From the governor’s right Gauwalt Byne spoke up, “Tamas, Olorry, have either of you asked King Veray for help?”
They both turned and stared at the old wizard. This small man in the black cloak and pointed hat that he always wore had been sitting and listening calmly until now.
“King Veray?” asked the governor. “He is sitting on his throne in the Golden City of Wheathorp, a thousand leagues and two mountain ranges away. He wouldn’t be able to get any troops here even if he could be persuaded to part with them.”
The wizard tapped his bony finger on the table, then turned to the governor, “You are always overlooking the power of magic. No, I don’t have the power to move large numbers of people a thousand leagues or more, but the King has more powerful wizards than me at his command, and may have other magical means of transport we are unaware of. All I am saying is that it could do no harm to ask.”
Governor Patrick looked at Sir Glramheart, then turned back to the wizard and said, “I don’t suppose it would do any harm to ask. Can you send him a missive?”
“I took the liberty of preparing this earlier. It needs only your seal,” the wizard said as he handed him a parchment.
The governor looked it over. It eloquently but briefly, described the entire situation. It ended in a formal request for any help in the form of willing fighters that the king could provide. After reading it, he held a stick of red wax in a candle flame to drip the wax onto the document and then pressed his signet ring into the hot wax.
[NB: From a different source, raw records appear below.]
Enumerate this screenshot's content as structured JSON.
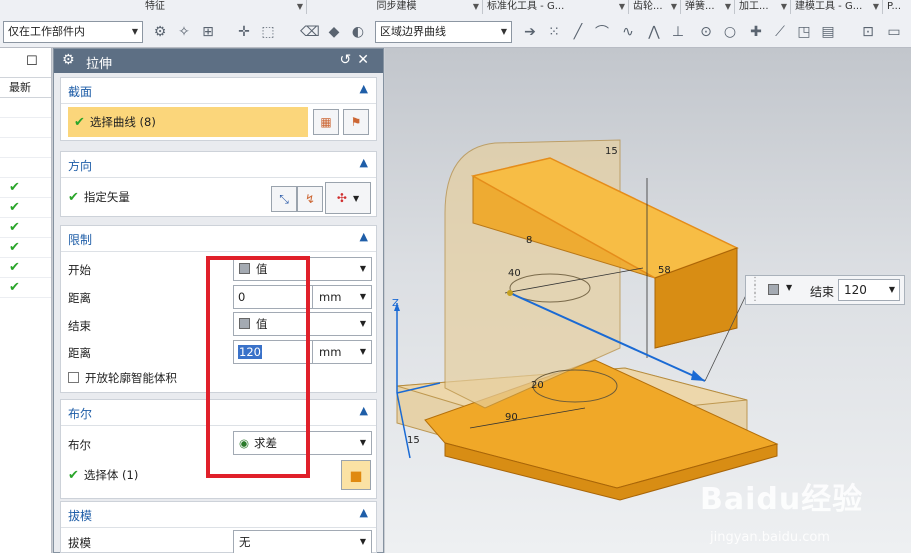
{
  "toolbar": {
    "groups": [
      "特征",
      "同步建模",
      "标准化工具 - G...",
      "齿轮...",
      "弹簧...",
      "加工...",
      "建模工具 - G...",
      "P..."
    ],
    "filter_combo": "仅在工作部件内",
    "curve_rule_combo": "区域边界曲线"
  },
  "left_panel": {
    "column_header": "最新",
    "checks": 6
  },
  "dialog": {
    "title": "拉伸",
    "section": {
      "label": "截面",
      "select_curve": "选择曲线 (8)"
    },
    "direction": {
      "label": "方向",
      "specify_vector": "指定矢量"
    },
    "limits": {
      "label": "限制",
      "start_label": "开始",
      "start_value": "值",
      "distance_label": "距离",
      "distance_start": "0",
      "unit": "mm",
      "end_label": "结束",
      "end_value": "值",
      "distance_end": "120",
      "open_profile": "开放轮廓智能体积"
    },
    "boolean": {
      "label": "布尔",
      "bool_label": "布尔",
      "bool_value": "求差",
      "select_body": "选择体 (1)"
    },
    "draft": {
      "label": "拔模",
      "draft_label": "拔模",
      "draft_value": "无"
    }
  },
  "viewport": {
    "hud": {
      "end_label": "结束",
      "end_value": "120"
    },
    "dimensions": [
      "15",
      "8",
      "40",
      "58",
      "20",
      "90",
      "15"
    ],
    "axis_z": "Z"
  },
  "watermark": {
    "brand": "Baidu经验",
    "url": "jingyan.baidu.com"
  },
  "colors": {
    "dialog_title": "#5d6f84",
    "section_label": "#1f5ea8",
    "selection": "#fbd67b",
    "annotation": "#e0202a",
    "model_fill": "#f0a828",
    "model_frame": "#d9b36a"
  }
}
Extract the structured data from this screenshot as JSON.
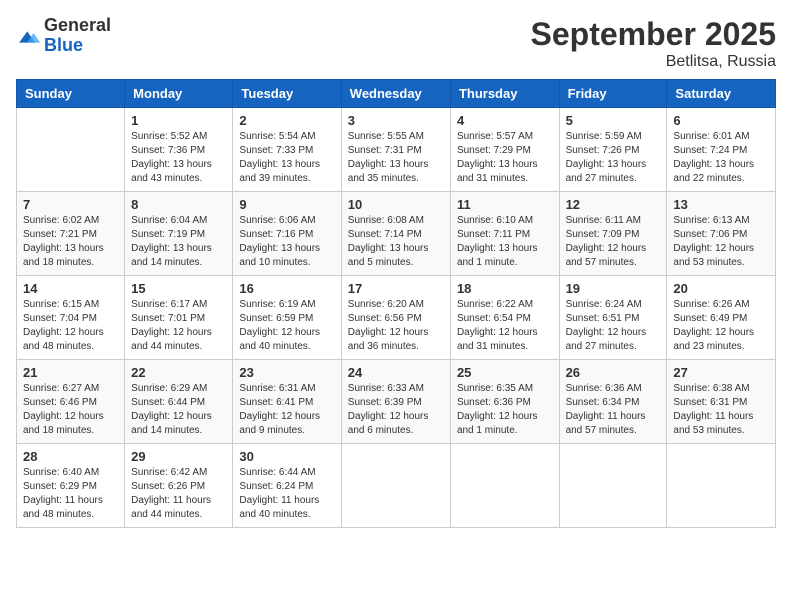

While he was doing this, his wizard was clearing the table in front of him and setting a small silver tray there. When the governor handed the document back to him, he placed it on the tray and cast his spell. The document disappeared with a sparkling flicker. “We must now wait for his reply.”
Gleamheart and the governor continued discussing the upcoming quest. Gleamheart said that he had been informed that the wagon makers and ballista maker are requiring coins on the barrelhead and will no longer accept the golden coins for a share of the treasure in payment, and furthermore that it will take at least a week to equip and provision even the small band of volunteers he now had available. The governor gave the paladin an account of the destruction from the attack and what emergency measures are now in place. While they talked the wizard noticed a small transparent globe appear near the center of the room. It floated just above head height and was as elusive as a whiff of pale smoke. No one else saw this magical apparition which the wizard recognized as the receiving eye of a scrying device. As he watched, it winked out of existence and a heartbeat later a black robed man with a long grey beard appeared.